After that second application, the vivid color was toned down and the lighter hair toward my hairline looks more similar to the rest of my head. The color looked a little darker overall and more auburn, and it deepened the vibrant red sections at my hairline, but my natural highlights still have a really nice dimension against my darker hair.
As I see it, here are the pros of using the pure henna powder.
– Cost. Depending on where you get it, it’s a really cheap herb. I still have yet to suss out where to buy it in the US, but airfare aside, the cost of my Moroccan henna cost me like $0.50 per use. Lush’s Caca Rouge costs me $13/use since I use half of a bar at a time.
– Temperature. The pure henna can be applied at room temperature or even at a refrigerated temperature, which I thought was pleasant. Caca Rouge has to be melted and used hot, and thickens as it cools. The other side of that coin is that I found the henna powder started to melt a little after around 2 hours on my head because my body heat warmed it up.
– Smell. While henna will always have an herbal scent to it (it kind of reminds me of alfalfa), I found the pure henna powder to smell a whole lot less than Caca Rouge. Caca Rouge has fragrance to it and I don’t mind the way it smells, and I assumed that they’re trying to disguise the henna’s natural scent, but in actuality Caca Rouge just smells a whole lot more than my regular henna did.
Here’s what I like about Lush Caca Rouge.
– Convenience. It doesn’t require any thinking. You can add other colorants to it if you like, but they’ve already added rosemary and lemon to enhance the color. I can also run out to any Lush store to repurchase les Caca when I need to, they offer 4 basic shade choices with other ingredients mixed in, and they’re still pretty affordable.
– Hydration. One of the primary ingredients is cocoa butter, and it leaves my hair feeling super healthy and smooth. I’m sure I can achieve the same effect with a henna powder recipe, but it requires experimentation and probably means I have to go out and buy some other ingredients.
– Time. Regular henna powder requires time to activate, whereas les Caca have already been brought to that state. You’ll need to melt them in a pot, but that requires maybe 15 minutes, not 8 hours.
Freshness is a concern no matter where you buy your henna, and buying pure powder also comes with the added question of quality. I generally trust Lush’s quality of ingredients, so when I buy from them I worry about that less, but I assume it’s very possible to find a reliable source for good henna powder, as well. It’ll just probably be from an online store.
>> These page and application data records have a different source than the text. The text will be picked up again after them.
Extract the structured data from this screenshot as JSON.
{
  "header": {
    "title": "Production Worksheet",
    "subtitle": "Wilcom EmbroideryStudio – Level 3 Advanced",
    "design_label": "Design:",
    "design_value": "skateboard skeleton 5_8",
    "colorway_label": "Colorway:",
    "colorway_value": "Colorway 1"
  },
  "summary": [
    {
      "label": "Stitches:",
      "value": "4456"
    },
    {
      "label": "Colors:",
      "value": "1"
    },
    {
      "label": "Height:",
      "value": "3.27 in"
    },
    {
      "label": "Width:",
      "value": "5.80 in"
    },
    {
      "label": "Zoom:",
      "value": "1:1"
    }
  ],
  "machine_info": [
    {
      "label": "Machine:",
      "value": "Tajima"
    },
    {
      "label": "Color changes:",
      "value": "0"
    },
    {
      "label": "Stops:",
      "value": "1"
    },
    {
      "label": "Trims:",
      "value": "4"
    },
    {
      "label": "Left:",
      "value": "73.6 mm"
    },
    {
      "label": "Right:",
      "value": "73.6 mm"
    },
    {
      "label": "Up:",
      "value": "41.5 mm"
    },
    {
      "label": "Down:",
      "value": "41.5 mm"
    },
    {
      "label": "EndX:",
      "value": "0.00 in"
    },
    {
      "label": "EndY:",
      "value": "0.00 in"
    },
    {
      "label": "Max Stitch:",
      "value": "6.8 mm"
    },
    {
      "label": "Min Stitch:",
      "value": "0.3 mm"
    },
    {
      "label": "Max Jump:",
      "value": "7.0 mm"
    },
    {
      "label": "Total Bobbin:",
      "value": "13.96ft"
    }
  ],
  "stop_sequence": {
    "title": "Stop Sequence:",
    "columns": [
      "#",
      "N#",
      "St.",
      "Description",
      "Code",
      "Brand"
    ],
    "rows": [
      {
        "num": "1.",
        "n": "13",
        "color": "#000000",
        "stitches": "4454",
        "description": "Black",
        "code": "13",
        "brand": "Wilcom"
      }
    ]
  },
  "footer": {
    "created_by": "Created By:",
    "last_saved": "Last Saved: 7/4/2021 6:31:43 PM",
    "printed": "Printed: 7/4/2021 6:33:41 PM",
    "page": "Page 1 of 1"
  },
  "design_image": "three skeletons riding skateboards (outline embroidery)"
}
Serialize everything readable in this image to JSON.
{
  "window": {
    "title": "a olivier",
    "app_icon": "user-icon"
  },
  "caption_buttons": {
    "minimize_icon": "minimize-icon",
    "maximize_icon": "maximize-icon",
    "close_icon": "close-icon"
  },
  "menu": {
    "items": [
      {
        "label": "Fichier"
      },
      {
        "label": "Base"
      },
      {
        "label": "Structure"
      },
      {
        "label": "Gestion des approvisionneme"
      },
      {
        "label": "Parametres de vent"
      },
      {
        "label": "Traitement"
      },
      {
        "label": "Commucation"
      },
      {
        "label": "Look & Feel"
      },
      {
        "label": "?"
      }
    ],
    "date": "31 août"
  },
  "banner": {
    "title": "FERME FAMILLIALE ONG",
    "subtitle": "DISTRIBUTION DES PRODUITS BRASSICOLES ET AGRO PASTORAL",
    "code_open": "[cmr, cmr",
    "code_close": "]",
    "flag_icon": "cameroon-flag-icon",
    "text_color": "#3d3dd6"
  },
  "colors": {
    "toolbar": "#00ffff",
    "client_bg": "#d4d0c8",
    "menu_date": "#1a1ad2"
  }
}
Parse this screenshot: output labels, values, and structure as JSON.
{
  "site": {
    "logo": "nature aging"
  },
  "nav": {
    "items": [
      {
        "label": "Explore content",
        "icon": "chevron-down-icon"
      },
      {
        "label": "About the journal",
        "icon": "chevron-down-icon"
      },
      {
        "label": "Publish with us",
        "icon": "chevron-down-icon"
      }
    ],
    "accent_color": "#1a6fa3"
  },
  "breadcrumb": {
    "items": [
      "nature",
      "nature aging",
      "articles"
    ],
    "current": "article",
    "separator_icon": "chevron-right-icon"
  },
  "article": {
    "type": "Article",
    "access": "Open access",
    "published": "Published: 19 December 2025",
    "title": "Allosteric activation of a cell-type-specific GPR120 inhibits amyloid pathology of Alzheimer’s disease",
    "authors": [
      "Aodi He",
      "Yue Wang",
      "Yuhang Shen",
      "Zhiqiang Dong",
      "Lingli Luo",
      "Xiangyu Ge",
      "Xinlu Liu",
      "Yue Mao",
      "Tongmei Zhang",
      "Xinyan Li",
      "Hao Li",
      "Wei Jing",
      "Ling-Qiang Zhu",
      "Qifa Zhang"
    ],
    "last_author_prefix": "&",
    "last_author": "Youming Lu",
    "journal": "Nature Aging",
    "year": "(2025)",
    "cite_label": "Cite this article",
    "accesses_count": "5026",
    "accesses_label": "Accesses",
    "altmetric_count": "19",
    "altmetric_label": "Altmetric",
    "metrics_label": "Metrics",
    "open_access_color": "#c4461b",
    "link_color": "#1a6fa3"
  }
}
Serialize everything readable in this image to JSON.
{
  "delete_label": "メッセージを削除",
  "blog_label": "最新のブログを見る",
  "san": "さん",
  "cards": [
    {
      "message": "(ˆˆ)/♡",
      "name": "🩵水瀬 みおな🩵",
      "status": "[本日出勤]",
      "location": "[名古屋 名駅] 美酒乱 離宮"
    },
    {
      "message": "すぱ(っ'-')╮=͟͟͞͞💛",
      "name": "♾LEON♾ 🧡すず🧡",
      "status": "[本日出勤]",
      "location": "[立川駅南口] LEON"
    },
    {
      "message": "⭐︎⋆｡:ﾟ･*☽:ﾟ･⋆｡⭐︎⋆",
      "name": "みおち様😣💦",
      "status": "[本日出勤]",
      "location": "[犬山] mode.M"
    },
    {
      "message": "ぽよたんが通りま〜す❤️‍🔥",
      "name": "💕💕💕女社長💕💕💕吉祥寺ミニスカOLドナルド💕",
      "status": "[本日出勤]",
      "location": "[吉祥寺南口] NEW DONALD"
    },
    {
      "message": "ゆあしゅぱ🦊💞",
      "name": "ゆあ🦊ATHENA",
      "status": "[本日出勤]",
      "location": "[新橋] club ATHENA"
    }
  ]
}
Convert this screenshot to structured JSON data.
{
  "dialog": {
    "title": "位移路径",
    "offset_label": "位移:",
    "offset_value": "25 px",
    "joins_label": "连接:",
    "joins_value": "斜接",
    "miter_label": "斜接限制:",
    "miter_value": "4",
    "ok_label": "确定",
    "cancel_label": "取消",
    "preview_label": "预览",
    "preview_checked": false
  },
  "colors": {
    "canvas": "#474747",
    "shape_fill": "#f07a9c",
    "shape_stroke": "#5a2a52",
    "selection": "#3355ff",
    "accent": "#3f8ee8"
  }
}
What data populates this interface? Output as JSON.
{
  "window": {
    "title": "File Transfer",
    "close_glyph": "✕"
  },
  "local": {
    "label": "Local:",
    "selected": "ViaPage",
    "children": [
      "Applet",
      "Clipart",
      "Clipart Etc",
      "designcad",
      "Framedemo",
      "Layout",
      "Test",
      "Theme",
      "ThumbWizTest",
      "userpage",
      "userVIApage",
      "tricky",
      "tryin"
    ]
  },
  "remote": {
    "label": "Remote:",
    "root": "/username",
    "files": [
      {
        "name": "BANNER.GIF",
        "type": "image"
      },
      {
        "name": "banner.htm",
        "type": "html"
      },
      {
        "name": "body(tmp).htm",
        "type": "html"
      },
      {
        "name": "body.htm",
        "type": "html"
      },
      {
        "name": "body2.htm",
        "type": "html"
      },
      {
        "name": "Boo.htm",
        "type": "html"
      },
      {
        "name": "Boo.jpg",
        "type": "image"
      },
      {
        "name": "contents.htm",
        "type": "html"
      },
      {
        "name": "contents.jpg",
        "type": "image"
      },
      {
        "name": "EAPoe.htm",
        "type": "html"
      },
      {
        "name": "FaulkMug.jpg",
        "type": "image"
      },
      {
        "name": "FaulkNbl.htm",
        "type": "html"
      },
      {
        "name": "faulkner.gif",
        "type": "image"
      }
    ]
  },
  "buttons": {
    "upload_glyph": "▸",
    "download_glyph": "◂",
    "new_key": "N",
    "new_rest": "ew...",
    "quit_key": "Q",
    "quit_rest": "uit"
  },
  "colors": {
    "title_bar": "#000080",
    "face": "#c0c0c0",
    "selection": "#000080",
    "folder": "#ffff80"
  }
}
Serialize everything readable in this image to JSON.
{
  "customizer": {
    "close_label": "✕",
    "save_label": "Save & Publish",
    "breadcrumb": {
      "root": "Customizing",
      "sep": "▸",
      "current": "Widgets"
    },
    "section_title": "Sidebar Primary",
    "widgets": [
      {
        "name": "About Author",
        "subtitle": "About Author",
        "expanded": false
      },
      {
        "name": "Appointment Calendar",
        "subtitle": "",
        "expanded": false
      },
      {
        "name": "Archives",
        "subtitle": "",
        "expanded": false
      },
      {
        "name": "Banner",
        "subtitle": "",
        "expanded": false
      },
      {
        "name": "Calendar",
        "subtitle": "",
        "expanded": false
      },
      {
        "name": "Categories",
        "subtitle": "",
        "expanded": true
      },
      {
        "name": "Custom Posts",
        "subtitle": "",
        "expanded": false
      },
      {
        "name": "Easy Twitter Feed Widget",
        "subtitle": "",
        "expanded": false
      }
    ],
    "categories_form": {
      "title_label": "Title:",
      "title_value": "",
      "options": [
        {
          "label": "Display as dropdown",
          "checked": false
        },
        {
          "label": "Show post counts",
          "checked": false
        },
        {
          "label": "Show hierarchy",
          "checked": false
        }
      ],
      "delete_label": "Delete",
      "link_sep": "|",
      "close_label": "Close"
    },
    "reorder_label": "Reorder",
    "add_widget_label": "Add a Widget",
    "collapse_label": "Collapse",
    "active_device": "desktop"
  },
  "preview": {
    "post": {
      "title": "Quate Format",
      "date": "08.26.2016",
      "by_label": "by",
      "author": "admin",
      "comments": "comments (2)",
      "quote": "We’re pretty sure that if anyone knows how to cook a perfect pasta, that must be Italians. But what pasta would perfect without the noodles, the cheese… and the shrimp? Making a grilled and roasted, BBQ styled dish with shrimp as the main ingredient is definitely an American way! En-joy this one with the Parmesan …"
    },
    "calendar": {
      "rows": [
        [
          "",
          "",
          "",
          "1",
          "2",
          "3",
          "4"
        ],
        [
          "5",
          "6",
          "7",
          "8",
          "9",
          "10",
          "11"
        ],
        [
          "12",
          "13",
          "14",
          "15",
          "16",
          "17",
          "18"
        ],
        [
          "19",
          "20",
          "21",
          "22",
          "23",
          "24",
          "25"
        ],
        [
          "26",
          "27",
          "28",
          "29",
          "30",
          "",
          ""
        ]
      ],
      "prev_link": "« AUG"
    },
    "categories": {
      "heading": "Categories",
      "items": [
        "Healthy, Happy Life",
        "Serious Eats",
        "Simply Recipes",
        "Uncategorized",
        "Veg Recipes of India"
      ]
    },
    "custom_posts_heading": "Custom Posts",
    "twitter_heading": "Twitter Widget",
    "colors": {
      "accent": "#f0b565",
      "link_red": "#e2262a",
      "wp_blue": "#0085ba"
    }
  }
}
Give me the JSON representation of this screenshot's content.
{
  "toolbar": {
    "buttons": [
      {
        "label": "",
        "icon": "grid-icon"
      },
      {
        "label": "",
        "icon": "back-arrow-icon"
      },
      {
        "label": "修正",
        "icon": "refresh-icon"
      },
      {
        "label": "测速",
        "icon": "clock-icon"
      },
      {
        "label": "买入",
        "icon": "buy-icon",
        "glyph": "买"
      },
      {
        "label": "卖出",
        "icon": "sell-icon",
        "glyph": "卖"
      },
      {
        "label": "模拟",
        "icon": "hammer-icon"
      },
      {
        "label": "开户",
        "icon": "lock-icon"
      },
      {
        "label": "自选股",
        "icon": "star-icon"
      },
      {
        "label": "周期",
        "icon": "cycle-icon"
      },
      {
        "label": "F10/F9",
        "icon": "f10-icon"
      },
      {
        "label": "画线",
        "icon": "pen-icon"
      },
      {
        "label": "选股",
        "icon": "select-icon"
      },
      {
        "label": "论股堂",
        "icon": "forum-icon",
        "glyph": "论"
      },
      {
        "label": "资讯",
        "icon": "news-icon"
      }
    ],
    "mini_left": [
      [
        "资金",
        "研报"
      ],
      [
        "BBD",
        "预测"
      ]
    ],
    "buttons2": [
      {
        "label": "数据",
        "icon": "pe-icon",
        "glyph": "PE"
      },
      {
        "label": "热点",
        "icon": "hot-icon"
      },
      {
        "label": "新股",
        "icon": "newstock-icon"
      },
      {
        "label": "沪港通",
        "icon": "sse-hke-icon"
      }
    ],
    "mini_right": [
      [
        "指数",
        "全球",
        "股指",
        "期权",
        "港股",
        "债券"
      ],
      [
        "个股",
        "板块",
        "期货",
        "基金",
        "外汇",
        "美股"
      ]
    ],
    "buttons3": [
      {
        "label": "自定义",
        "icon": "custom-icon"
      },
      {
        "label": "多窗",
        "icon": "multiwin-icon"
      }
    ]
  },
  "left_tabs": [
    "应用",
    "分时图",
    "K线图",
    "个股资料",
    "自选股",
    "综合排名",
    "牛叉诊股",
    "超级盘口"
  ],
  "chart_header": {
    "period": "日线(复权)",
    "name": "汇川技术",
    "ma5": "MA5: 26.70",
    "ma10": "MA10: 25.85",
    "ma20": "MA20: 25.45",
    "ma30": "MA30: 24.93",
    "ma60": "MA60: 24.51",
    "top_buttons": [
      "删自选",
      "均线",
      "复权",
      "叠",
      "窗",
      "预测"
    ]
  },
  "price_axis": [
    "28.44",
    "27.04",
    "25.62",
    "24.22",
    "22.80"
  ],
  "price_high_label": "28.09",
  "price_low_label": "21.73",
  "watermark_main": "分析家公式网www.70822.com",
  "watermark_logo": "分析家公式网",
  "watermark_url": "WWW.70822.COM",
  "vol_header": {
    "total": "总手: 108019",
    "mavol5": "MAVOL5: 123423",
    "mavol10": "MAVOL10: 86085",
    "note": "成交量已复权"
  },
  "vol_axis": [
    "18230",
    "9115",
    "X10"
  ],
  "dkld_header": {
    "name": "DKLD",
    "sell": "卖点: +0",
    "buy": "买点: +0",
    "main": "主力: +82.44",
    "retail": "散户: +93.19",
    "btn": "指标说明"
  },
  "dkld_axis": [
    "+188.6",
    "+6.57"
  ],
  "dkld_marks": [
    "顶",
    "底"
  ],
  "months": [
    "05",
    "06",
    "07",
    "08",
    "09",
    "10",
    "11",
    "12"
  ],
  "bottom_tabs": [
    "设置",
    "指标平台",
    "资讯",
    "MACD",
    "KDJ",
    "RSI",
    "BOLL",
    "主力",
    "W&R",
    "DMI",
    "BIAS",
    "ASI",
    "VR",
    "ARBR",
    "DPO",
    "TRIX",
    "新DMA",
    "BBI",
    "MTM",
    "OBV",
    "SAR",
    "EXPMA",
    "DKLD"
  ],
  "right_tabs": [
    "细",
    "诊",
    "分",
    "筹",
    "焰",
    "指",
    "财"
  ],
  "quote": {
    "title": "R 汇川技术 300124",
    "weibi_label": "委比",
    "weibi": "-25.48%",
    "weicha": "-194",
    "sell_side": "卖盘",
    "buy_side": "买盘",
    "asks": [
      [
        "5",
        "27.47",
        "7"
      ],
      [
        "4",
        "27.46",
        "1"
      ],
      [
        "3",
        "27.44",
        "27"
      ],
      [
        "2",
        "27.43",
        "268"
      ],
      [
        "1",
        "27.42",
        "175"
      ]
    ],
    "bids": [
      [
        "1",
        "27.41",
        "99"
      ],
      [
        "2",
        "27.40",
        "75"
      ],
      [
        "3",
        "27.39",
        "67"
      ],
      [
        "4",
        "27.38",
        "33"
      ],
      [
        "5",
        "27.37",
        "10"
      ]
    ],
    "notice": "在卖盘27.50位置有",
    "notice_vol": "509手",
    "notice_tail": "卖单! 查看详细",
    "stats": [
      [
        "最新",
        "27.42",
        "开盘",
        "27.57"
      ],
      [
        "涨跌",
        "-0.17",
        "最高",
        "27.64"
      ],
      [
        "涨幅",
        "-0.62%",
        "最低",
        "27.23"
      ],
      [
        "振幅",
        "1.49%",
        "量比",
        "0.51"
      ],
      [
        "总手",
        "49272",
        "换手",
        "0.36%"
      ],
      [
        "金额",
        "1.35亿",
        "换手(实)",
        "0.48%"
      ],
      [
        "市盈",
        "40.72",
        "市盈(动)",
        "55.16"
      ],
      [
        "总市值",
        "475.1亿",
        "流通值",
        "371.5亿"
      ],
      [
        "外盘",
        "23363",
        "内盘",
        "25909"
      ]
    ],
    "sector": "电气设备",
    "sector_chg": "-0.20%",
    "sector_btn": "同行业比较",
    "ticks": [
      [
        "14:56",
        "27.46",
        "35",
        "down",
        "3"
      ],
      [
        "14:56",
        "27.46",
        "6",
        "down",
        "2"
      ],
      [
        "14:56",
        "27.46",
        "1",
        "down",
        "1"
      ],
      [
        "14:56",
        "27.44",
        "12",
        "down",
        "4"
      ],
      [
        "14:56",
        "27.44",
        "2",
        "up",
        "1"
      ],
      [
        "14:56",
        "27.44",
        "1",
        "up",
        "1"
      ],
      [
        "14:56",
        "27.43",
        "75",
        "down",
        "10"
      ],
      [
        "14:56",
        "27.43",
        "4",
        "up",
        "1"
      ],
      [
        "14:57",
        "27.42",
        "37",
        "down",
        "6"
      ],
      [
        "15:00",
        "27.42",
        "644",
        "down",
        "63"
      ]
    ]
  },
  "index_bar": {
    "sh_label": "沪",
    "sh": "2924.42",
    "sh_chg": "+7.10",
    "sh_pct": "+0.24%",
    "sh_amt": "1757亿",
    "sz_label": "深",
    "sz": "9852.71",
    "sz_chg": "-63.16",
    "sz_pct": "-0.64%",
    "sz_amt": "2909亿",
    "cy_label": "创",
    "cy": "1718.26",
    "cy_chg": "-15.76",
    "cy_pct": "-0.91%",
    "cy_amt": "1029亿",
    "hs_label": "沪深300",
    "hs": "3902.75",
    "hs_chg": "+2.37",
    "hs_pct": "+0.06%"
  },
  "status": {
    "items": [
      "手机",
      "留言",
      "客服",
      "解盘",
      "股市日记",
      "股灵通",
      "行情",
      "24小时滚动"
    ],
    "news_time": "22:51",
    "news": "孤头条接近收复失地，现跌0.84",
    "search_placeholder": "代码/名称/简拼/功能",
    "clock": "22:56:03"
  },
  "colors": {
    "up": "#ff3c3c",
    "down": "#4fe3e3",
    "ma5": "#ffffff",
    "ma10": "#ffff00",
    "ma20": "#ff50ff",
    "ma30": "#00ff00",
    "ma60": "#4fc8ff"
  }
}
The henna powder yielded somewhat stronger and more even color than Caca Rouge, though I can’t say for sure why. It could be that the powder, having been stored dry, remained fresher, or perhaps that my mixture had a greater concentration of henna than the block of Caca did. Regardless of the particular henna you use, it will always nourish the hair and color it safely (as long as there aren’t any added dye chemicals or metallic salts). I find that it adds rich color while still maintaining the natural dimension of my hair color, and it has also been fantastic for covering my grays.
As I work through the rest of my henna, I’ll try out different recipes and see what works. I’m working on collecting tips and tricks for the application process, too, so look out for that in the future.
Have you used henna before? Is it something you’re considering? I’d love to hear your thoughts!